Well – it’s happened …..
Circle, a company which is part-listed on the London Stock Exchange and has many ex-Goldman Sachs etc. employees, is to take over Hinchingbrooke hospital in Huntingdon, Cambridgeshire, from 1 February 2012.
So do we welcome this – or not?
Will Circle provide American-style efficiency
- offering diagnostics such as MRI scans 24/7?
- 2nd opinions as a matter of course?
- Patient-centred medicine?
And all the other good elements of healthcare that are taken for granted abroad?
Or is this going to be another watered down contract where firms cherry-pick the best and most profitable parts, NHS administrators who haven’t a clue pass contracts, and the PBP (poor bxxxxy patient) is left picking up the pieces?
Looking at a Circle hospital video, it all looks brilliant:
However, promising us Michelin-starred food and Mandarin Oriental hotel services is going a bit OTT, particularly as the Mandarin’s flagship hotel, the Hyde Park, has been transformed to look like an undertaker’s parlour. And although the company has signed a contract to maintain services, unions fear staff numbers could be cut.
What’s the deal?
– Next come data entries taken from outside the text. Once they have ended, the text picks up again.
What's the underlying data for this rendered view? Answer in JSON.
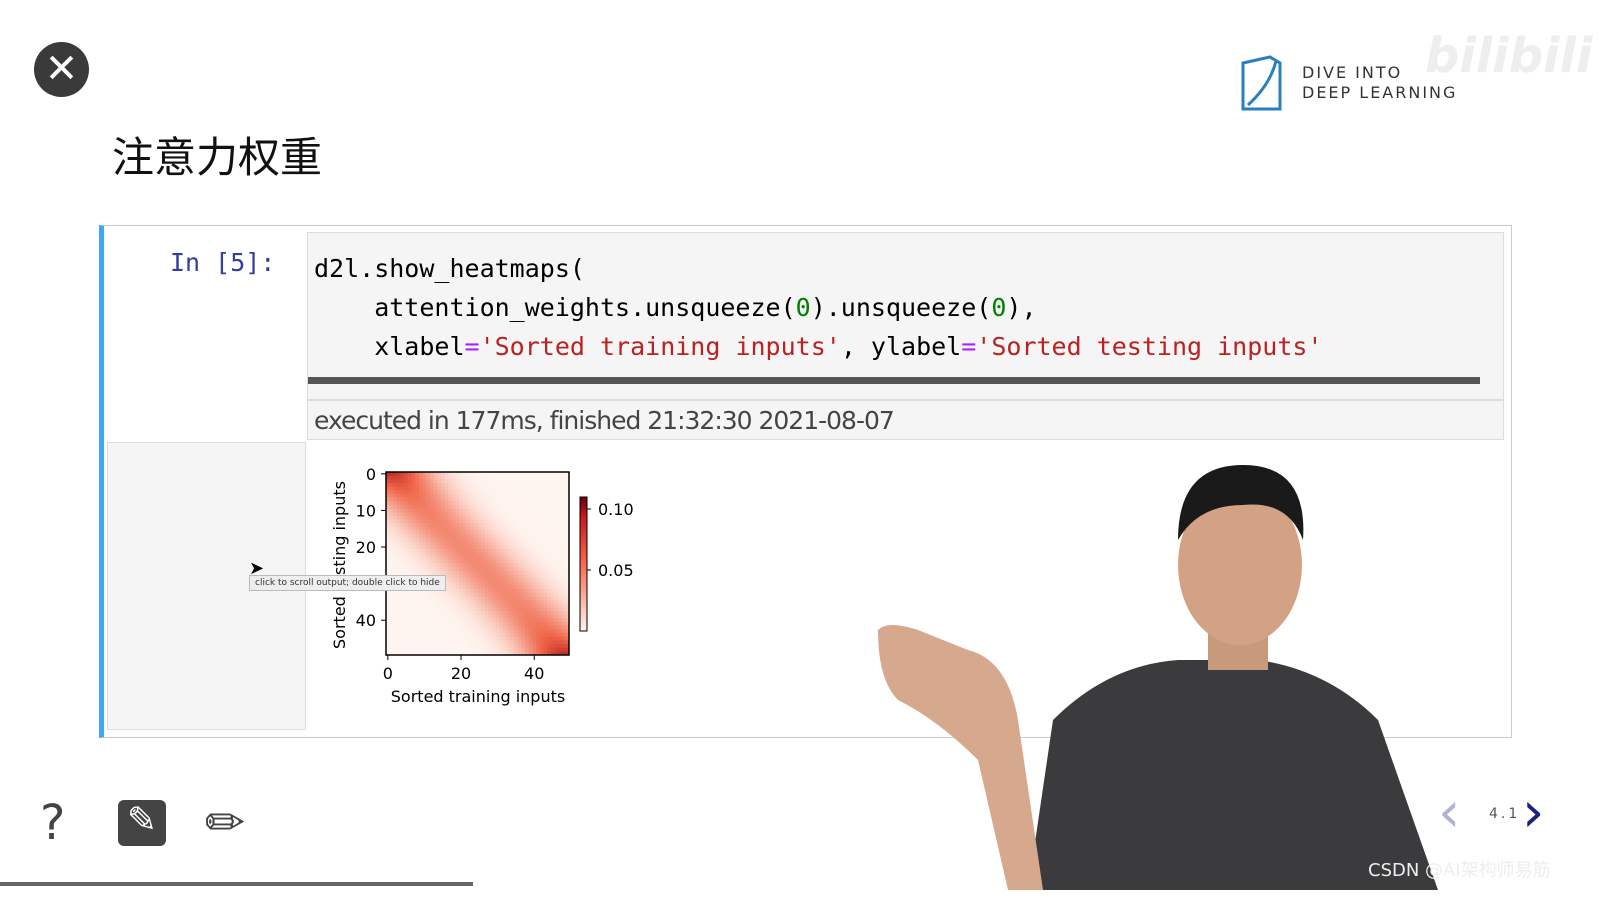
{
  "slide": {
    "title": "注意力权重",
    "page": "4.1"
  },
  "logo": {
    "line1": "DIVE INTO",
    "line2": "DEEP LEARNING",
    "watermark": "bilibili"
  },
  "cell": {
    "prompt": "In [5]:",
    "code_line1": "d2l.show_heatmaps(",
    "code_line2_a": "    attention_weights.unsqueeze(",
    "code_zero": "0",
    "code_line2_b": ").unsqueeze(",
    "code_line2_c": "),",
    "code_line3_a": "    xlabel",
    "eq": "=",
    "xlabel_str": "'Sorted training inputs'",
    "comma": ", ylabel",
    "ylabel_str": "'Sorted testing inputs'",
    "exec_info": "executed in 177ms, finished 21:32:30 2021-08-07",
    "tooltip": "click to scroll output; double click to hide"
  },
  "chart_data": {
    "type": "heatmap",
    "xlabel": "Sorted training inputs",
    "ylabel": "Sorted testing inputs",
    "xlim": [
      0,
      50
    ],
    "ylim": [
      0,
      50
    ],
    "xticks": [
      "0",
      "20",
      "40"
    ],
    "yticks": [
      "0",
      "10",
      "20",
      "40"
    ],
    "colormap": "Reds",
    "colorbar": {
      "ticks": [
        "0.10",
        "0.05"
      ],
      "range": [
        0,
        0.11
      ]
    },
    "pattern": "diagonal band of high weight, strongest at top-left and bottom-right corners"
  },
  "toolbar": {
    "help": "?",
    "edit": "✎",
    "pencil": "✏"
  },
  "nav": {
    "prev": "‹",
    "next": "›"
  },
  "watermark": "CSDN @AI架构师易筋",
  "colors": {
    "accent": "#42a5f5",
    "nav": "#1a237e"
  }
}
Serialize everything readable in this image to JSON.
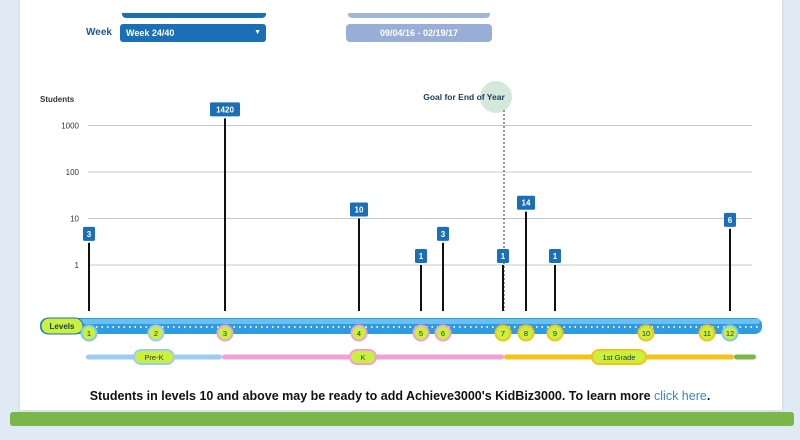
{
  "header": {
    "week_label": "Week",
    "week_selected": "Week 24/40",
    "date_range": "09/04/16 - 02/19/17"
  },
  "colors": {
    "primary_blue": "#1a6fb5",
    "level_green": "#c9f03c",
    "prek_blue": "#9ecbf2",
    "k_pink": "#f29fd6",
    "first_grade_yellow": "#f5c21a",
    "footer_green": "#7ab648",
    "link_blue": "#3a86c8"
  },
  "chart_data": {
    "type": "bar",
    "ylabel": "Students",
    "yscale": "log",
    "yticks": [
      1,
      10,
      100,
      1000
    ],
    "ylim": [
      0.1,
      5000
    ],
    "levels_label": "Levels",
    "levels": [
      "1",
      "2",
      "3",
      "4",
      "5",
      "6",
      "7",
      "8",
      "9",
      "10",
      "11",
      "12"
    ],
    "bars": [
      {
        "level": "1",
        "value": 3
      },
      {
        "level": "3",
        "value": 1420
      },
      {
        "level": "4",
        "value": 10
      },
      {
        "level": "5",
        "value": 1
      },
      {
        "level": "6",
        "value": 3
      },
      {
        "level": "7",
        "value": 1
      },
      {
        "level": "8",
        "value": 14
      },
      {
        "level": "9",
        "value": 1
      },
      {
        "level": "12",
        "value": 6
      }
    ],
    "grades": [
      "Pre-K",
      "K",
      "1st Grade"
    ],
    "goal_label": "Goal for End of Year",
    "goal_level": "7"
  },
  "footer": {
    "message": "Students in levels 10 and above may be ready to add Achieve3000's KidBiz3000. To learn more ",
    "link_text": "click here",
    "period": "."
  }
}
Hinchingbrooke hospital faced an uncertain future, and the possibility of closure, because of long-term financial problems. With about £40m of debt, its financial status has been given a high risk red rating by the NHS.
The franchise deal with Circle was developed after concerns that the hospital had become unviable, and a local campaign to maintain services. Now, will that debt be repaid to the NHS, or will Circle come in with a clear balance sheet?
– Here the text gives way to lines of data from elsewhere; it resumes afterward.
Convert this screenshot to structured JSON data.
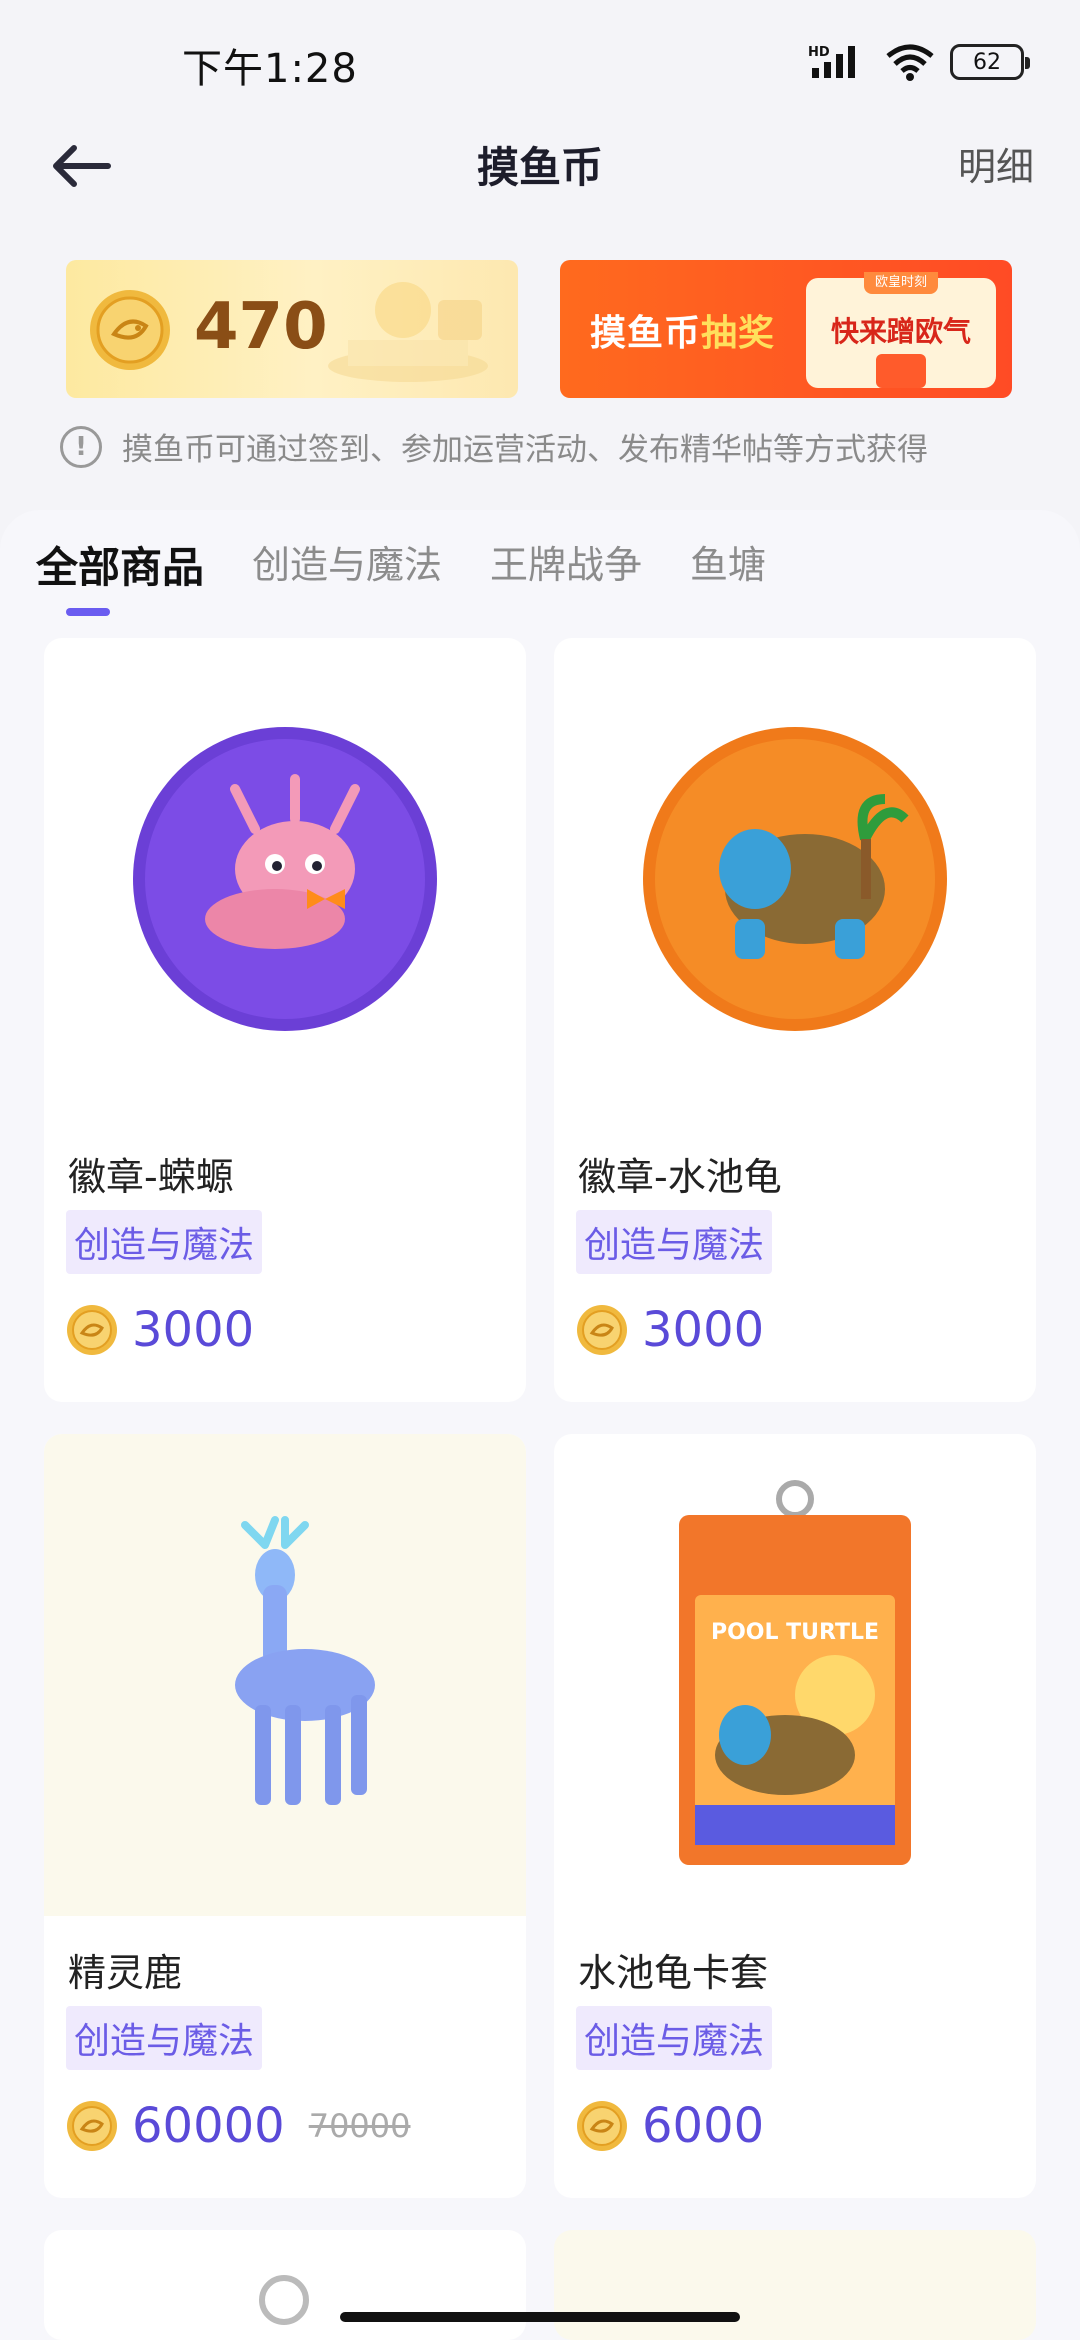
{
  "status_bar": {
    "time": "下午1:28",
    "network": "HD",
    "battery": "62"
  },
  "header": {
    "title": "摸鱼币",
    "detail_label": "明细"
  },
  "balance": {
    "value": "470"
  },
  "lottery": {
    "title_part1": "摸鱼币",
    "title_part2": "抽奖",
    "tag": "欧皇时刻",
    "cta": "快来蹭欧气"
  },
  "hint": {
    "icon": "!",
    "text": "摸鱼币可通过签到、参加运营活动、发布精华帖等方式获得"
  },
  "tabs": [
    {
      "label": "全部商品"
    },
    {
      "label": "创造与魔法"
    },
    {
      "label": "王牌战争"
    },
    {
      "label": "鱼塘"
    }
  ],
  "products": [
    {
      "name": "徽章-蝾螈",
      "tag": "创造与魔法",
      "price": "3000",
      "image_icon": "axolotl-badge-icon"
    },
    {
      "name": "徽章-水池龟",
      "tag": "创造与魔法",
      "price": "3000",
      "image_icon": "turtle-badge-icon"
    },
    {
      "name": "精灵鹿",
      "tag": "创造与魔法",
      "price": "60000",
      "old_price": "70000",
      "image_icon": "spirit-deer-icon"
    },
    {
      "name": "水池龟卡套",
      "tag": "创造与魔法",
      "price": "6000",
      "image_icon": "card-holder-icon",
      "image_text": "POOL TURTLE"
    }
  ],
  "colors": {
    "accent": "#6a5cf0",
    "price": "#5a4ad8",
    "tag_bg": "#efeafd",
    "lottery": "#ff5326",
    "coin": "#f2c14a"
  }
}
Circle describes itself as a social enterprise because 49.9% is owned by a partnership of employees. Others see it as a private business as the rest is owned by its parent company, Circle Holdings, which is listed on the stock market.
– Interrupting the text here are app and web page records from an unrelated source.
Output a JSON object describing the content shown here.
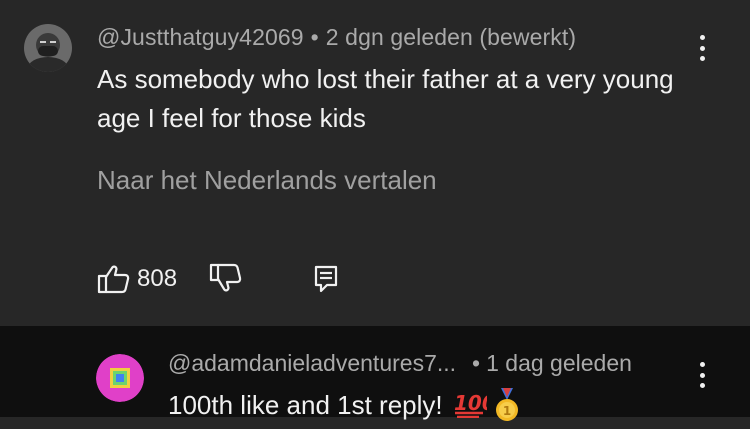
{
  "comment": {
    "author": "@Justthatguy42069",
    "separator": "•",
    "time": "2 dgn geleden (bewerkt)",
    "text": "As somebody who lost their father at a very young  age I feel for those kids",
    "translate_label": "Naar het Nederlands vertalen",
    "like_count": "808",
    "icons": {
      "avatar": "avatar-portrait",
      "like": "thumbs-up-icon",
      "dislike": "thumbs-down-icon",
      "reply": "reply-icon",
      "menu": "more-vert-icon"
    }
  },
  "reply": {
    "author": "@adamdanieladventures7...",
    "separator": "•",
    "time": "1 dag geleden",
    "text": "100th like and 1st reply!",
    "emojis": [
      "hundred-points-emoji",
      "first-place-medal-emoji"
    ]
  },
  "colors": {
    "top_background": "#272727",
    "reply_background": "#0f0f0f",
    "primary_text": "#f1f1f1",
    "secondary_text": "#aaaaaa",
    "avatar2_outer": "#e040c8",
    "avatar2_inner": "#6cd46c"
  }
}
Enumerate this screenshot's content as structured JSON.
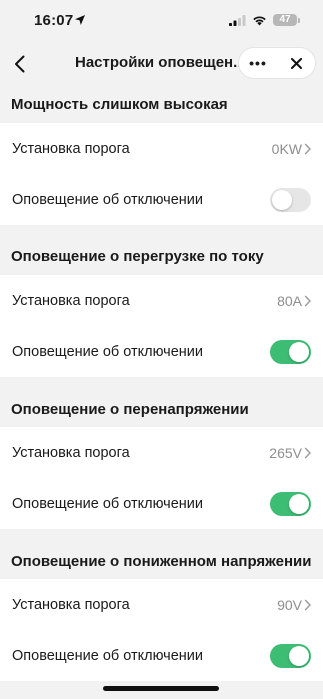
{
  "status_bar": {
    "time": "16:07",
    "battery": "47"
  },
  "nav": {
    "title": "Настройки оповещен...",
    "more": "•••"
  },
  "sections": [
    {
      "title": "Мощность слишком высокая",
      "threshold_label": "Установка порога",
      "threshold_value": "0KW",
      "alert_label": "Оповещение об отключении",
      "alert_on": false
    },
    {
      "title": "Оповещение о перегрузке по току",
      "threshold_label": "Установка порога",
      "threshold_value": "80A",
      "alert_label": "Оповещение об отключении",
      "alert_on": true
    },
    {
      "title": "Оповещение о перенапряжении",
      "threshold_label": "Установка порога",
      "threshold_value": "265V",
      "alert_label": "Оповещение об отключении",
      "alert_on": true
    },
    {
      "title": "Оповещение о пониженном напряжении",
      "threshold_label": "Установка порога",
      "threshold_value": "90V",
      "alert_label": "Оповещение об отключении",
      "alert_on": true
    }
  ],
  "colors": {
    "toggle_on": "#3dbd74",
    "toggle_off": "#e6e6e6",
    "background": "#f2f2f2"
  }
}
Dr Stephen Dunn, from the NHS in the East of England, says the hospital will continue to be paid at NHS rates for its work while it is being run by Circle. For those of us who watch the way the NHS can waste money, having tight budgetary control could mean NHS money being spent where it was needed, rather than on grandiose schemes.
But for anyone living in the Huntingdon area, this must be worrying times, and it would be well that as many patients as possible get involved.
For the moment this deal is a one off, but other hospitals are struggling financially. About 20 in England have been named by ministers as being unviable in their current form.
If Circle manages to maintain the range and standards of care at Hinchingbrooke, but cut costs, that in itself could put pressure on NHS managers at other hospitals to do the same.
Circle might just suceed and they certainly seemed to have grasped the concept that many hospital services are under-utilised. Saying they are trying to use assets like the operating theatres more effectively, they are following what Gerry Robinson and so many others advocate, but NHS won’t put in place.
“It’s a hugely original deal – we’ve managed to avoid the possibility of closing the hospital. We’ve got a solution to the debt – and have plans that allow us to meet the efficiency challenges the NHS faces.”
Any significant changes in services at the hospital will have to be agreed with the local NHS and the public will have to be consulted. So if you live locally, make sure you are involved.
Circle chief executive Ali Parsa says “We want to create a John Lewis-style model with everyone who works there in charge of the hospital, letting them own the problems and solve them. We will try everything we can to make this small hospital viable – if we can how fantastic would that be?”
Local GPs, now in a group getting ready to plan and buy services for the area, have been pressing for the deal to be signed off. They wrote to the prime minister to express concerns about the delay.
The deal is potentially politically controversial and not all are convinced this is the only solution to keeping Hinchingbrooke open.
Public sector union Unison’s head of health, Christina McAnea, said a new management team could have been found without putting a contract out to tender.
If Circle can pull this off, it could see the start of more efficient patient care – if they can’t …. it doesn’t bear thinking about.
But the way the NHS is currently crumbling, any company with basic good management has got to be able to offer a better service than patients get currently. Every time I go past a silent department at weekends, or see theatres closed on a Friday for the weekend shut-down, I shudder at the waste.